DATASET RECORDS ::
=======

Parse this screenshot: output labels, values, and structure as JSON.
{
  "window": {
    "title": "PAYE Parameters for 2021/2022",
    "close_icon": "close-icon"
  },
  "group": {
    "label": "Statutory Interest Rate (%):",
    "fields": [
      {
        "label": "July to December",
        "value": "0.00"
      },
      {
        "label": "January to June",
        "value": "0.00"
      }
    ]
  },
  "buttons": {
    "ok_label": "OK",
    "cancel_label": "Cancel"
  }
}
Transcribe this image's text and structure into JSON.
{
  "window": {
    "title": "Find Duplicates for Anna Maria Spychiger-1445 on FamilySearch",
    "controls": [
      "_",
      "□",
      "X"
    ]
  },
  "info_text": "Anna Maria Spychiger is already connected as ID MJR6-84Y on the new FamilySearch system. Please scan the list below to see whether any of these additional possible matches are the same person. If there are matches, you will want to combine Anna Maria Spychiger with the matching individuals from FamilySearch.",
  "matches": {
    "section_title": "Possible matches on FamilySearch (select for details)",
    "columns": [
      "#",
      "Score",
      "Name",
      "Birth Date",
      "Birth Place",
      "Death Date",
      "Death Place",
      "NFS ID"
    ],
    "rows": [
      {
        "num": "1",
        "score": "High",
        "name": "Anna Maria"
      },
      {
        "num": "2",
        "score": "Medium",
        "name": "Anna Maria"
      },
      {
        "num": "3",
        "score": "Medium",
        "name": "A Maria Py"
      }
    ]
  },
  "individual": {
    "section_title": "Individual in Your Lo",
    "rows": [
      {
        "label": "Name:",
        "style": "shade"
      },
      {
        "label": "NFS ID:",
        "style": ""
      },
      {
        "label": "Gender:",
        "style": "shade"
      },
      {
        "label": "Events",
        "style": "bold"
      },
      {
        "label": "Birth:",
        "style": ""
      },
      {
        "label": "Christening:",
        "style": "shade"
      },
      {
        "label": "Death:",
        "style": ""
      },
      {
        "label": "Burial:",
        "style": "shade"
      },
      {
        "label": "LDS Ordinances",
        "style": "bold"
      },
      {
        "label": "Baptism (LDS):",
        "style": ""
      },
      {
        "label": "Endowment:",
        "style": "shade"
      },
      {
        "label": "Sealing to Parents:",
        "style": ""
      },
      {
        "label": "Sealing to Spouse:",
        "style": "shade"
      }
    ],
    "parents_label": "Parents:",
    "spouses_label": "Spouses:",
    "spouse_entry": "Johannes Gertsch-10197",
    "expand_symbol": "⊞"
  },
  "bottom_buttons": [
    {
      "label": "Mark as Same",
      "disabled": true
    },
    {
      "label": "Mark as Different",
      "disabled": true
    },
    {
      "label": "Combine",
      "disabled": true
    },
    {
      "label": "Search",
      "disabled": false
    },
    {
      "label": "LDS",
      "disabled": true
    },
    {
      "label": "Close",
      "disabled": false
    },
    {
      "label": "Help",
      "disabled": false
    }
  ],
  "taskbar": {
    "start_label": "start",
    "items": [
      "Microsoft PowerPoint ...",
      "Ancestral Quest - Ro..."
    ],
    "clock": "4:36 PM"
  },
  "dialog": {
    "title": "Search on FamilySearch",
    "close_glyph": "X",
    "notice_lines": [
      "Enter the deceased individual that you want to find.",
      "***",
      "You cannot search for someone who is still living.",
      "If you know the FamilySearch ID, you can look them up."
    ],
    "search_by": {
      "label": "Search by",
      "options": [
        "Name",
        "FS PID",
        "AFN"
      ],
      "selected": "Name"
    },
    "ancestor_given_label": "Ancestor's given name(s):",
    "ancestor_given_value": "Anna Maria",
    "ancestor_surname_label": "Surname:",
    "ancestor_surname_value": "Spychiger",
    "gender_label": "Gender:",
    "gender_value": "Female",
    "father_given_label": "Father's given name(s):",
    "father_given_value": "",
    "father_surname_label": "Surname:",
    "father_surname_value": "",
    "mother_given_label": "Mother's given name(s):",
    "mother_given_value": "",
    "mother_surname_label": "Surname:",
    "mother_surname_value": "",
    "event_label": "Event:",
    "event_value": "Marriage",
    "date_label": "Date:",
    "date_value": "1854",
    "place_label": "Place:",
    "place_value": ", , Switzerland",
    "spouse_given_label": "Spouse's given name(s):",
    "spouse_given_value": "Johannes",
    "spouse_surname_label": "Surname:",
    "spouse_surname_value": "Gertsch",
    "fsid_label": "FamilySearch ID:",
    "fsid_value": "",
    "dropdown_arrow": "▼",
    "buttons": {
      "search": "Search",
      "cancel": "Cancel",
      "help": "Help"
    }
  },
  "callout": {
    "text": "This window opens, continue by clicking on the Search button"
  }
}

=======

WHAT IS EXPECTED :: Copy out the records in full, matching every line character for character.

REPLY TO THE TASK ::
Parse this screenshot: output labels, values, and structure as JSON.
{
  "window": {
    "title": "PAYE Parameters for 2021/2022",
    "close_icon": "close-icon"
  },
  "group": {
    "label": "Statutory Interest Rate (%):",
    "fields": [
      {
        "label": "July to December",
        "value": "0.00"
      },
      {
        "label": "January to June",
        "value": "0.00"
      }
    ]
  },
  "buttons": {
    "ok_label": "OK",
    "cancel_label": "Cancel"
  }
}
Transcribe this image's text and structure into JSON.
{
  "window": {
    "title": "Find Duplicates for Anna Maria Spychiger-1445 on FamilySearch",
    "controls": [
      "_",
      "□",
      "X"
    ]
  },
  "info_text": "Anna Maria Spychiger is already connected as ID MJR6-84Y on the new FamilySearch system. Please scan the list below to see whether any of these additional possible matches are the same person. If there are matches, you will want to combine Anna Maria Spychiger with the matching individuals from FamilySearch.",
  "matches": {
    "section_title": "Possible matches on FamilySearch (select for details)",
    "columns": [
      "#",
      "Score",
      "Name",
      "Birth Date",
      "Birth Place",
      "Death Date",
      "Death Place",
      "NFS ID"
    ],
    "rows": [
      {
        "num": "1",
        "score": "High",
        "name": "Anna Maria"
      },
      {
        "num": "2",
        "score": "Medium",
        "name": "Anna Maria"
      },
      {
        "num": "3",
        "score": "Medium",
        "name": "A Maria Py"
      }
    ]
  },
  "individual": {
    "section_title": "Individual in Your Lo",
    "rows": [
      {
        "label": "Name:",
        "style": "shade"
      },
      {
        "label": "NFS ID:",
        "style": ""
      },
      {
        "label": "Gender:",
        "style": "shade"
      },
      {
        "label": "Events",
        "style": "bold"
      },
      {
        "label": "Birth:",
        "style": ""
      },
      {
        "label": "Christening:",
        "style": "shade"
      },
      {
        "label": "Death:",
        "style": ""
      },
      {
        "label": "Burial:",
        "style": "shade"
      },
      {
        "label": "LDS Ordinances",
        "style": "bold"
      },
      {
        "label": "Baptism (LDS):",
        "style": ""
      },
      {
        "label": "Endowment:",
        "style": "shade"
      },
      {
        "label": "Sealing to Parents:",
        "style": ""
      },
      {
        "label": "Sealing to Spouse:",
        "style": "shade"
      }
    ],
    "parents_label": "Parents:",
    "spouses_label": "Spouses:",
    "spouse_entry": "Johannes Gertsch-10197",
    "expand_symbol": "⊞"
  },
  "bottom_buttons": [
    {
      "label": "Mark as Same",
      "disabled": true
    },
    {
      "label": "Mark as Different",
      "disabled": true
    },
    {
      "label": "Combine",
      "disabled": true
    },
    {
      "label": "Search",
      "disabled": false
    },
    {
      "label": "LDS",
      "disabled": true
    },
    {
      "label": "Close",
      "disabled": false
    },
    {
      "label": "Help",
      "disabled": false
    }
  ],
  "taskbar": {
    "start_label": "start",
    "items": [
      "Microsoft PowerPoint ...",
      "Ancestral Quest - Ro..."
    ],
    "clock": "4:36 PM"
  },
  "dialog": {
    "title": "Search on FamilySearch",
    "close_glyph": "X",
    "notice_lines": [
      "Enter the deceased individual that you want to find.",
      "***",
      "You cannot search for someone who is still living.",
      "If you know the FamilySearch ID, you can look them up."
    ],
    "search_by": {
      "label": "Search by",
      "options": [
        "Name",
        "FS PID",
        "AFN"
      ],
      "selected": "Name"
    },
    "ancestor_given_label": "Ancestor's given name(s):",
    "ancestor_given_value": "Anna Maria",
    "ancestor_surname_label": "Surname:",
    "ancestor_surname_value": "Spychiger",
    "gender_label": "Gender:",
    "gender_value": "Female",
    "father_given_label": "Father's given name(s):",
    "father_given_value": "",
    "father_surname_label": "Surname:",
    "father_surname_value": "",
    "mother_given_label": "Mother's given name(s):",
    "mother_given_value": "",
    "mother_surname_label": "Surname:",
    "mother_surname_value": "",
    "event_label": "Event:",
    "event_value": "Marriage",
    "date_label": "Date:",
    "date_value": "1854",
    "place_label": "Place:",
    "place_value": ", , Switzerland",
    "spouse_given_label": "Spouse's given name(s):",
    "spouse_given_value": "Johannes",
    "spouse_surname_label": "Surname:",
    "spouse_surname_value": "Gertsch",
    "fsid_label": "FamilySearch ID:",
    "fsid_value": "",
    "dropdown_arrow": "▼",
    "buttons": {
      "search": "Search",
      "cancel": "Cancel",
      "help": "Help"
    }
  },
  "callout": {
    "text": "This window opens, continue by clicking on the Search button"
  }
}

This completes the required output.